→ Your objective:
Which of the lines below include the word "年度报告"? Pull each one out.
::::
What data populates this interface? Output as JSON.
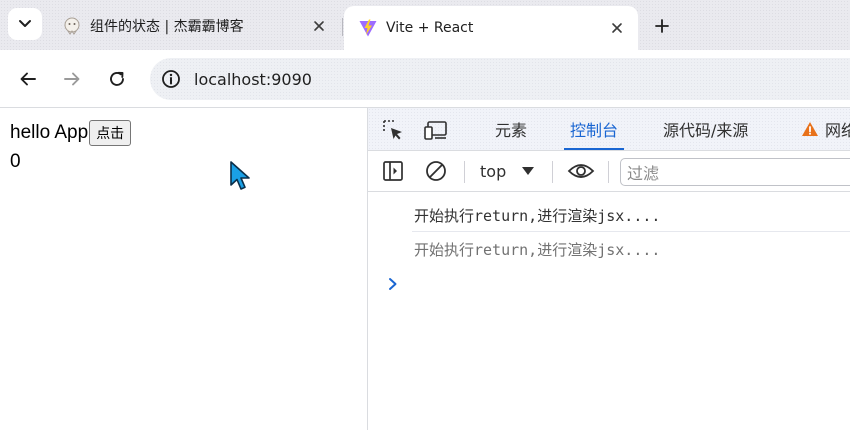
{
  "browser": {
    "tabs": [
      {
        "title": "组件的状态 | 杰霸霸博客",
        "favicon": "ghost-favicon-icon",
        "active": false
      },
      {
        "title": "Vite + React",
        "favicon": "vite-logo-icon",
        "active": true
      }
    ],
    "new_tab_icon": "plus-icon",
    "url": "localhost:9090"
  },
  "page": {
    "heading_text": "hello App",
    "button_label": "点击",
    "count": "0"
  },
  "devtools": {
    "tabs": [
      "元素",
      "控制台",
      "源代码/来源",
      "网络"
    ],
    "selected_tab": "控制台",
    "context": "top",
    "filter_placeholder": "过滤",
    "logs": [
      "开始执行return,进行渲染jsx....",
      "开始执行return,进行渲染jsx...."
    ],
    "accent_color": "#1a66d2",
    "warning_color": "#e8711a"
  }
}
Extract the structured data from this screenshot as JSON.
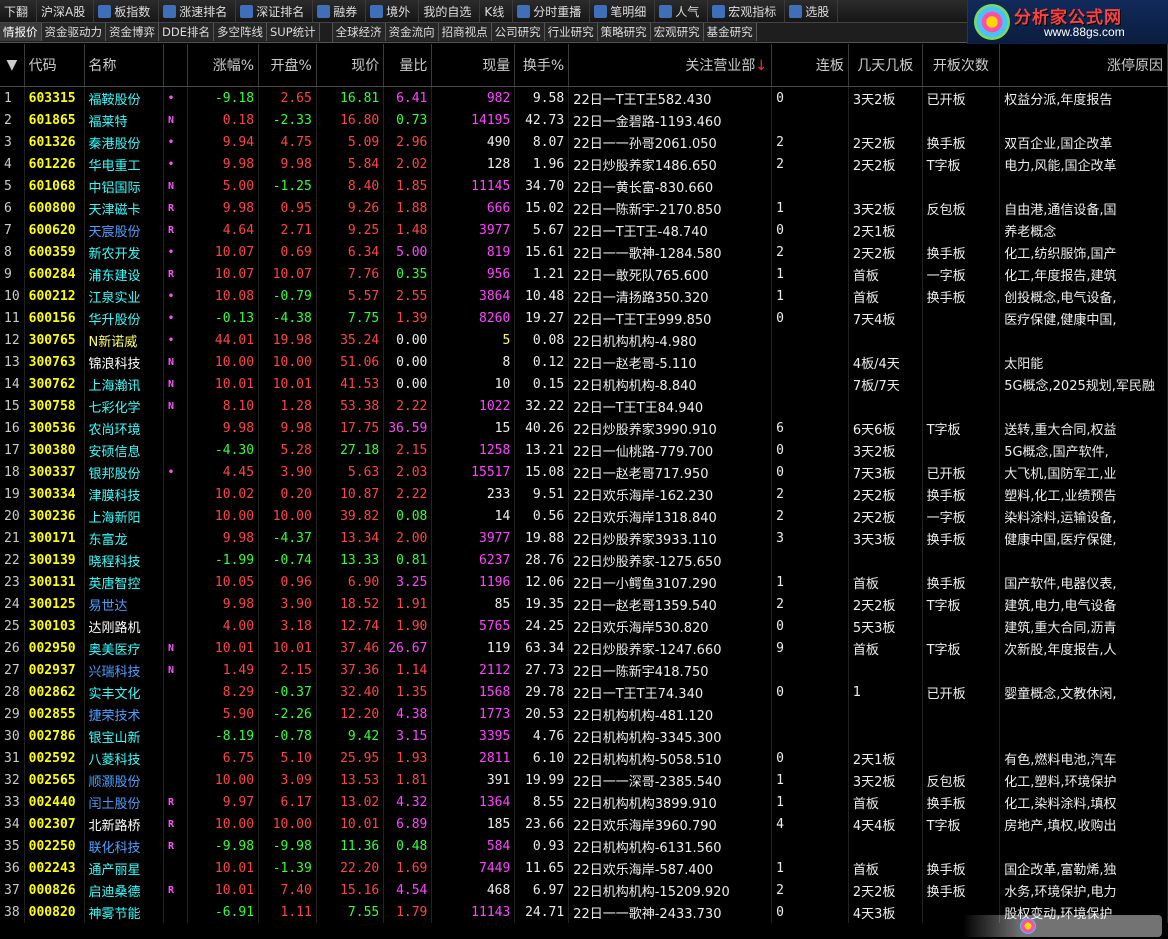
{
  "toolbar": {
    "items": [
      {
        "label": "下翻",
        "icon": ""
      },
      {
        "label": "沪深A股",
        "icon": ""
      },
      {
        "label": "板指数",
        "icon": "chart-icon"
      },
      {
        "label": "涨速排名",
        "icon": "speed-icon"
      },
      {
        "label": "深证排名",
        "icon": "rank-icon"
      },
      {
        "label": "融券",
        "icon": "r-icon"
      },
      {
        "label": "境外",
        "icon": "globe-icon"
      },
      {
        "label": "我的自选",
        "icon": ""
      },
      {
        "label": "K线",
        "icon": ""
      },
      {
        "label": "分时重播",
        "icon": "replay-icon"
      },
      {
        "label": "笔明细",
        "icon": "detail-icon"
      },
      {
        "label": "人气",
        "icon": "people-icon"
      },
      {
        "label": "宏观指标",
        "icon": "macro-icon"
      },
      {
        "label": "选股",
        "icon": "pick-icon"
      }
    ]
  },
  "brand": {
    "name": "分析家公式网",
    "url": "www.88gs.com"
  },
  "tabs": {
    "left": [
      "情报价",
      "资金驱动力",
      "资金博弈",
      "DDE排名",
      "多空阵线",
      "SUP统计"
    ],
    "right": [
      "全球经济",
      "资金流向",
      "招商视点",
      "公司研究",
      "行业研究",
      "策略研究",
      "宏观研究",
      "基金研究"
    ]
  },
  "table": {
    "headers": {
      "code": "代码",
      "name": "名称",
      "pct": "涨幅%",
      "open_pct": "开盘%",
      "price": "现价",
      "vol_ratio": "量比",
      "cur_vol": "现量",
      "turnover": "换手%",
      "broker": "关注营业部",
      "consec": "连板",
      "days": "几天几板",
      "open_times": "开板次数",
      "reason": "涨停原因"
    },
    "sort_marker": "↓",
    "rows": [
      {
        "idx": "1",
        "code": "603315",
        "name": "福鞍股份",
        "nc": "cyan",
        "flag": "•",
        "pct": "-9.18",
        "open_pct": "2.65",
        "price": "16.81",
        "vol_ratio": "6.41",
        "vr_c": "mag",
        "cur_vol": "982",
        "cv_c": "mag",
        "turnover": "9.58",
        "broker": "22日一T王T王582.430",
        "consec": "0",
        "days": "3天2板",
        "open_times": "已开板",
        "reason": "权益分派,年度报告"
      },
      {
        "idx": "2",
        "code": "601865",
        "name": "福莱特",
        "nc": "cyan",
        "flag": "N",
        "pct": "0.18",
        "open_pct": "-2.33",
        "price": "16.80",
        "vol_ratio": "0.73",
        "vr_c": "dn",
        "cur_vol": "14195",
        "cv_c": "mag",
        "turnover": "42.73",
        "broker": "22日一金碧路-1193.460",
        "consec": "",
        "days": "",
        "open_times": "",
        "reason": ""
      },
      {
        "idx": "3",
        "code": "601326",
        "name": "秦港股份",
        "nc": "cyan",
        "flag": "•",
        "pct": "9.94",
        "open_pct": "4.75",
        "price": "5.09",
        "vol_ratio": "2.96",
        "vr_c": "up",
        "cur_vol": "490",
        "cv_c": "wht",
        "turnover": "8.07",
        "broker": "22日一一孙哥2061.050",
        "consec": "2",
        "days": "2天2板",
        "open_times": "换手板",
        "reason": "双百企业,国企改革"
      },
      {
        "idx": "4",
        "code": "601226",
        "name": "华电重工",
        "nc": "cyan",
        "flag": "•",
        "pct": "9.98",
        "open_pct": "9.98",
        "price": "5.84",
        "vol_ratio": "2.02",
        "vr_c": "up",
        "cur_vol": "128",
        "cv_c": "wht",
        "turnover": "1.96",
        "broker": "22日炒股养家1486.650",
        "consec": "2",
        "days": "2天2板",
        "open_times": "T字板",
        "reason": "电力,风能,国企改革"
      },
      {
        "idx": "5",
        "code": "601068",
        "name": "中铝国际",
        "nc": "cyan",
        "flag": "N",
        "pct": "5.00",
        "open_pct": "-1.25",
        "price": "8.40",
        "vol_ratio": "1.85",
        "vr_c": "up",
        "cur_vol": "11145",
        "cv_c": "mag",
        "turnover": "34.70",
        "broker": "22日一黄长富-830.660",
        "consec": "",
        "days": "",
        "open_times": "",
        "reason": ""
      },
      {
        "idx": "6",
        "code": "600800",
        "name": "天津磁卡",
        "nc": "cyan",
        "flag": "R",
        "pct": "9.98",
        "open_pct": "0.95",
        "price": "9.26",
        "vol_ratio": "1.88",
        "vr_c": "up",
        "cur_vol": "666",
        "cv_c": "mag",
        "turnover": "15.02",
        "broker": "22日一陈新宇-2170.850",
        "consec": "1",
        "days": "3天2板",
        "open_times": "反包板",
        "reason": "自由港,通信设备,国"
      },
      {
        "idx": "7",
        "code": "600620",
        "name": "天宸股份",
        "nc": "blue",
        "flag": "R",
        "pct": "4.64",
        "open_pct": "2.71",
        "price": "9.25",
        "vol_ratio": "1.48",
        "vr_c": "up",
        "cur_vol": "3977",
        "cv_c": "mag",
        "turnover": "5.67",
        "broker": "22日一T王T王-48.740",
        "consec": "0",
        "days": "2天1板",
        "open_times": "",
        "reason": "养老概念"
      },
      {
        "idx": "8",
        "code": "600359",
        "name": "新农开发",
        "nc": "cyan",
        "flag": "•",
        "pct": "10.07",
        "open_pct": "0.69",
        "price": "6.34",
        "vol_ratio": "5.00",
        "vr_c": "mag",
        "cur_vol": "819",
        "cv_c": "mag",
        "turnover": "15.61",
        "broker": "22日一一歌神-1284.580",
        "consec": "2",
        "days": "2天2板",
        "open_times": "换手板",
        "reason": "化工,纺织服饰,国产"
      },
      {
        "idx": "9",
        "code": "600284",
        "name": "浦东建设",
        "nc": "cyan",
        "flag": "R",
        "pct": "10.07",
        "open_pct": "10.07",
        "price": "7.76",
        "vol_ratio": "0.35",
        "vr_c": "dn",
        "cur_vol": "956",
        "cv_c": "mag",
        "turnover": "1.21",
        "broker": "22日一敢死队765.600",
        "consec": "1",
        "days": "首板",
        "open_times": "一字板",
        "reason": "化工,年度报告,建筑"
      },
      {
        "idx": "10",
        "code": "600212",
        "name": "江泉实业",
        "nc": "cyan",
        "flag": "•",
        "pct": "10.08",
        "open_pct": "-0.79",
        "price": "5.57",
        "vol_ratio": "2.55",
        "vr_c": "up",
        "cur_vol": "3864",
        "cv_c": "mag",
        "turnover": "10.48",
        "broker": "22日一清扬路350.320",
        "consec": "1",
        "days": "首板",
        "open_times": "换手板",
        "reason": "创投概念,电气设备,"
      },
      {
        "idx": "11",
        "code": "600156",
        "name": "华升股份",
        "nc": "cyan",
        "flag": "•",
        "pct": "-0.13",
        "open_pct": "-4.38",
        "price": "7.75",
        "vol_ratio": "1.39",
        "vr_c": "up",
        "cur_vol": "8260",
        "cv_c": "mag",
        "turnover": "19.27",
        "broker": "22日一T王T王999.850",
        "consec": "0",
        "days": "7天4板",
        "open_times": "",
        "reason": "医疗保健,健康中国,"
      },
      {
        "idx": "12",
        "code": "300765",
        "name": "N新诺威",
        "nc": "yel",
        "flag": "•",
        "pct": "44.01",
        "open_pct": "19.98",
        "price": "35.24",
        "vol_ratio": "0.00",
        "vr_c": "wht",
        "cur_vol": "5",
        "cv_c": "yel",
        "turnover": "0.08",
        "broker": "22日机构机构-4.980",
        "consec": "",
        "days": "",
        "open_times": "",
        "reason": ""
      },
      {
        "idx": "13",
        "code": "300763",
        "name": "锦浪科技",
        "nc": "wht",
        "flag": "N",
        "pct": "10.00",
        "open_pct": "10.00",
        "price": "51.06",
        "vol_ratio": "0.00",
        "vr_c": "wht",
        "cur_vol": "8",
        "cv_c": "wht",
        "turnover": "0.12",
        "broker": "22日一赵老哥-5.110",
        "consec": "",
        "days": "4板/4天",
        "open_times": "",
        "reason": "太阳能"
      },
      {
        "idx": "14",
        "code": "300762",
        "name": "上海瀚讯",
        "nc": "cyan",
        "flag": "N",
        "pct": "10.01",
        "open_pct": "10.01",
        "price": "41.53",
        "vol_ratio": "0.00",
        "vr_c": "wht",
        "cur_vol": "10",
        "cv_c": "wht",
        "turnover": "0.15",
        "broker": "22日机构机构-8.840",
        "consec": "",
        "days": "7板/7天",
        "open_times": "",
        "reason": "5G概念,2025规划,军民融"
      },
      {
        "idx": "15",
        "code": "300758",
        "name": "七彩化学",
        "nc": "cyan",
        "flag": "N",
        "pct": "8.10",
        "open_pct": "1.28",
        "price": "53.38",
        "vol_ratio": "2.22",
        "vr_c": "up",
        "cur_vol": "1022",
        "cv_c": "mag",
        "turnover": "32.22",
        "broker": "22日一T王T王84.940",
        "consec": "",
        "days": "",
        "open_times": "",
        "reason": ""
      },
      {
        "idx": "16",
        "code": "300536",
        "name": "农尚环境",
        "nc": "cyan",
        "flag": "",
        "pct": "9.98",
        "open_pct": "9.98",
        "price": "17.75",
        "vol_ratio": "36.59",
        "vr_c": "mag",
        "cur_vol": "15",
        "cv_c": "wht",
        "turnover": "40.26",
        "broker": "22日炒股养家3990.910",
        "consec": "6",
        "days": "6天6板",
        "open_times": "T字板",
        "reason": "送转,重大合同,权益"
      },
      {
        "idx": "17",
        "code": "300380",
        "name": "安硕信息",
        "nc": "cyan",
        "flag": "",
        "pct": "-4.30",
        "open_pct": "5.28",
        "price": "27.18",
        "vol_ratio": "2.15",
        "vr_c": "up",
        "cur_vol": "1258",
        "cv_c": "mag",
        "turnover": "13.21",
        "broker": "22日一仙桃路-779.700",
        "consec": "0",
        "days": "3天2板",
        "open_times": "",
        "reason": "5G概念,国产软件,"
      },
      {
        "idx": "18",
        "code": "300337",
        "name": "银邦股份",
        "nc": "cyan",
        "flag": "•",
        "pct": "4.45",
        "open_pct": "3.90",
        "price": "5.63",
        "vol_ratio": "2.03",
        "vr_c": "up",
        "cur_vol": "15517",
        "cv_c": "mag",
        "turnover": "15.08",
        "broker": "22日一赵老哥717.950",
        "consec": "0",
        "days": "7天3板",
        "open_times": "已开板",
        "reason": "大飞机,国防军工,业"
      },
      {
        "idx": "19",
        "code": "300334",
        "name": "津膜科技",
        "nc": "cyan",
        "flag": "",
        "pct": "10.02",
        "open_pct": "0.20",
        "price": "10.87",
        "vol_ratio": "2.22",
        "vr_c": "up",
        "cur_vol": "233",
        "cv_c": "wht",
        "turnover": "9.51",
        "broker": "22日欢乐海岸-162.230",
        "consec": "2",
        "days": "2天2板",
        "open_times": "换手板",
        "reason": "塑料,化工,业绩预告"
      },
      {
        "idx": "20",
        "code": "300236",
        "name": "上海新阳",
        "nc": "cyan",
        "flag": "",
        "pct": "10.00",
        "open_pct": "10.00",
        "price": "39.82",
        "vol_ratio": "0.08",
        "vr_c": "dn",
        "cur_vol": "14",
        "cv_c": "wht",
        "turnover": "0.56",
        "broker": "22日欢乐海岸1318.840",
        "consec": "2",
        "days": "2天2板",
        "open_times": "一字板",
        "reason": "染料涂料,运输设备,"
      },
      {
        "idx": "21",
        "code": "300171",
        "name": "东富龙",
        "nc": "cyan",
        "flag": "",
        "pct": "9.98",
        "open_pct": "-4.37",
        "price": "13.34",
        "vol_ratio": "2.00",
        "vr_c": "up",
        "cur_vol": "3977",
        "cv_c": "mag",
        "turnover": "19.88",
        "broker": "22日炒股养家3933.110",
        "consec": "3",
        "days": "3天3板",
        "open_times": "换手板",
        "reason": "健康中国,医疗保健,"
      },
      {
        "idx": "22",
        "code": "300139",
        "name": "晓程科技",
        "nc": "cyan",
        "flag": "",
        "pct": "-1.99",
        "open_pct": "-0.74",
        "price": "13.33",
        "vol_ratio": "0.81",
        "vr_c": "dn",
        "cur_vol": "6237",
        "cv_c": "mag",
        "turnover": "28.76",
        "broker": "22日炒股养家-1275.650",
        "consec": "",
        "days": "",
        "open_times": "",
        "reason": ""
      },
      {
        "idx": "23",
        "code": "300131",
        "name": "英唐智控",
        "nc": "cyan",
        "flag": "",
        "pct": "10.05",
        "open_pct": "0.96",
        "price": "6.90",
        "vol_ratio": "3.25",
        "vr_c": "mag",
        "cur_vol": "1196",
        "cv_c": "mag",
        "turnover": "12.06",
        "broker": "22日一小鳄鱼3107.290",
        "consec": "1",
        "days": "首板",
        "open_times": "换手板",
        "reason": "国产软件,电器仪表,"
      },
      {
        "idx": "24",
        "code": "300125",
        "name": "易世达",
        "nc": "blue",
        "flag": "",
        "pct": "9.98",
        "open_pct": "3.90",
        "price": "18.52",
        "vol_ratio": "1.91",
        "vr_c": "up",
        "cur_vol": "85",
        "cv_c": "wht",
        "turnover": "19.35",
        "broker": "22日一赵老哥1359.540",
        "consec": "2",
        "days": "2天2板",
        "open_times": "T字板",
        "reason": "建筑,电力,电气设备"
      },
      {
        "idx": "25",
        "code": "300103",
        "name": "达刚路机",
        "nc": "wht",
        "flag": "",
        "pct": "4.00",
        "open_pct": "3.18",
        "price": "12.74",
        "vol_ratio": "1.90",
        "vr_c": "up",
        "cur_vol": "5765",
        "cv_c": "mag",
        "turnover": "24.25",
        "broker": "22日欢乐海岸530.820",
        "consec": "0",
        "days": "5天3板",
        "open_times": "",
        "reason": "建筑,重大合同,沥青"
      },
      {
        "idx": "26",
        "code": "002950",
        "name": "奥美医疗",
        "nc": "cyan",
        "flag": "N",
        "pct": "10.01",
        "open_pct": "10.01",
        "price": "37.46",
        "vol_ratio": "26.67",
        "vr_c": "mag",
        "cur_vol": "119",
        "cv_c": "wht",
        "turnover": "63.34",
        "broker": "22日炒股养家-1247.660",
        "consec": "9",
        "days": "首板",
        "open_times": "T字板",
        "reason": "次新股,年度报告,人"
      },
      {
        "idx": "27",
        "code": "002937",
        "name": "兴瑞科技",
        "nc": "blue",
        "flag": "N",
        "pct": "1.49",
        "open_pct": "2.15",
        "price": "37.36",
        "vol_ratio": "1.14",
        "vr_c": "up",
        "cur_vol": "2112",
        "cv_c": "mag",
        "turnover": "27.73",
        "broker": "22日一陈新宇418.750",
        "consec": "",
        "days": "",
        "open_times": "",
        "reason": ""
      },
      {
        "idx": "28",
        "code": "002862",
        "name": "实丰文化",
        "nc": "cyan",
        "flag": "",
        "pct": "8.29",
        "open_pct": "-0.37",
        "price": "32.40",
        "vol_ratio": "1.35",
        "vr_c": "up",
        "cur_vol": "1568",
        "cv_c": "mag",
        "turnover": "29.78",
        "broker": "22日一T王T王74.340",
        "consec": "0",
        "days": "1",
        "open_times": "已开板",
        "reason": "婴童概念,文教休闲,"
      },
      {
        "idx": "29",
        "code": "002855",
        "name": "捷荣技术",
        "nc": "blue",
        "flag": "",
        "pct": "5.90",
        "open_pct": "-2.26",
        "price": "12.20",
        "vol_ratio": "4.38",
        "vr_c": "mag",
        "cur_vol": "1773",
        "cv_c": "mag",
        "turnover": "20.53",
        "broker": "22日机构机构-481.120",
        "consec": "",
        "days": "",
        "open_times": "",
        "reason": ""
      },
      {
        "idx": "30",
        "code": "002786",
        "name": "银宝山新",
        "nc": "cyan",
        "flag": "",
        "pct": "-8.19",
        "open_pct": "-0.78",
        "price": "9.42",
        "vol_ratio": "3.15",
        "vr_c": "mag",
        "cur_vol": "3395",
        "cv_c": "mag",
        "turnover": "4.76",
        "broker": "22日机构机构-3345.300",
        "consec": "",
        "days": "",
        "open_times": "",
        "reason": ""
      },
      {
        "idx": "31",
        "code": "002592",
        "name": "八菱科技",
        "nc": "cyan",
        "flag": "",
        "pct": "6.75",
        "open_pct": "5.10",
        "price": "25.95",
        "vol_ratio": "1.93",
        "vr_c": "up",
        "cur_vol": "2811",
        "cv_c": "mag",
        "turnover": "6.10",
        "broker": "22日机构机构-5058.510",
        "consec": "0",
        "days": "2天1板",
        "open_times": "",
        "reason": "有色,燃料电池,汽车"
      },
      {
        "idx": "32",
        "code": "002565",
        "name": "顺灏股份",
        "nc": "blue",
        "flag": "",
        "pct": "10.00",
        "open_pct": "3.09",
        "price": "13.53",
        "vol_ratio": "1.81",
        "vr_c": "up",
        "cur_vol": "391",
        "cv_c": "wht",
        "turnover": "19.99",
        "broker": "22日一一深哥-2385.540",
        "consec": "1",
        "days": "3天2板",
        "open_times": "反包板",
        "reason": "化工,塑料,环境保护"
      },
      {
        "idx": "33",
        "code": "002440",
        "name": "闰土股份",
        "nc": "blue",
        "flag": "R",
        "pct": "9.97",
        "open_pct": "6.17",
        "price": "13.02",
        "vol_ratio": "4.32",
        "vr_c": "mag",
        "cur_vol": "1364",
        "cv_c": "mag",
        "turnover": "8.55",
        "broker": "22日机构机构3899.910",
        "consec": "1",
        "days": "首板",
        "open_times": "换手板",
        "reason": "化工,染料涂料,填权"
      },
      {
        "idx": "34",
        "code": "002307",
        "name": "北新路桥",
        "nc": "wht",
        "flag": "R",
        "pct": "10.00",
        "open_pct": "10.00",
        "price": "10.01",
        "vol_ratio": "6.89",
        "vr_c": "mag",
        "cur_vol": "185",
        "cv_c": "wht",
        "turnover": "23.66",
        "broker": "22日欢乐海岸3960.790",
        "consec": "4",
        "days": "4天4板",
        "open_times": "T字板",
        "reason": "房地产,填权,收购出"
      },
      {
        "idx": "35",
        "code": "002250",
        "name": "联化科技",
        "nc": "blue",
        "flag": "R",
        "pct": "-9.98",
        "open_pct": "-9.98",
        "price": "11.36",
        "vol_ratio": "0.48",
        "vr_c": "dn",
        "cur_vol": "584",
        "cv_c": "mag",
        "turnover": "0.93",
        "broker": "22日机构机构-6131.560",
        "consec": "",
        "days": "",
        "open_times": "",
        "reason": ""
      },
      {
        "idx": "36",
        "code": "002243",
        "name": "通产丽星",
        "nc": "cyan",
        "flag": "",
        "pct": "10.01",
        "open_pct": "-1.39",
        "price": "22.20",
        "vol_ratio": "1.69",
        "vr_c": "up",
        "cur_vol": "7449",
        "cv_c": "mag",
        "turnover": "11.65",
        "broker": "22日欢乐海岸-587.400",
        "consec": "1",
        "days": "首板",
        "open_times": "换手板",
        "reason": "国企改革,富勒烯,独"
      },
      {
        "idx": "37",
        "code": "000826",
        "name": "启迪桑德",
        "nc": "cyan",
        "flag": "R",
        "pct": "10.01",
        "open_pct": "7.40",
        "price": "15.16",
        "vol_ratio": "4.54",
        "vr_c": "mag",
        "cur_vol": "468",
        "cv_c": "wht",
        "turnover": "6.97",
        "broker": "22日机构机构-15209.920",
        "consec": "2",
        "days": "2天2板",
        "open_times": "换手板",
        "reason": "水务,环境保护,电力"
      },
      {
        "idx": "38",
        "code": "000820",
        "name": "神雾节能",
        "nc": "cyan",
        "flag": "",
        "pct": "-6.91",
        "open_pct": "1.11",
        "price": "7.55",
        "vol_ratio": "1.79",
        "vr_c": "up",
        "cur_vol": "11143",
        "cv_c": "mag",
        "turnover": "24.71",
        "broker": "22日一一歌神-2433.730",
        "consec": "0",
        "days": "4天3板",
        "open_times": "",
        "reason": "股权变动,环境保护"
      }
    ]
  },
  "colors": {
    "up": "#ff4444",
    "down": "#33ff33",
    "magenta": "#ff44ff",
    "code": "#ffff00",
    "name": "#33ffff"
  }
}
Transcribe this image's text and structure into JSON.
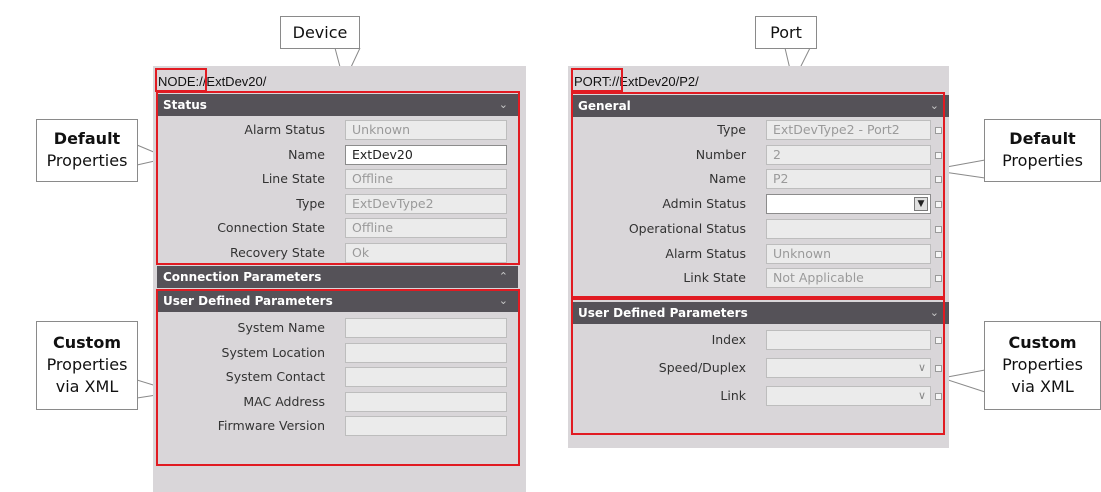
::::
→ Response for this exercise:
        "reason": "权益分派,年度报告"
        "reason": "化工,年度报告,建筑"
        "reason": "次新股,年度报告,人"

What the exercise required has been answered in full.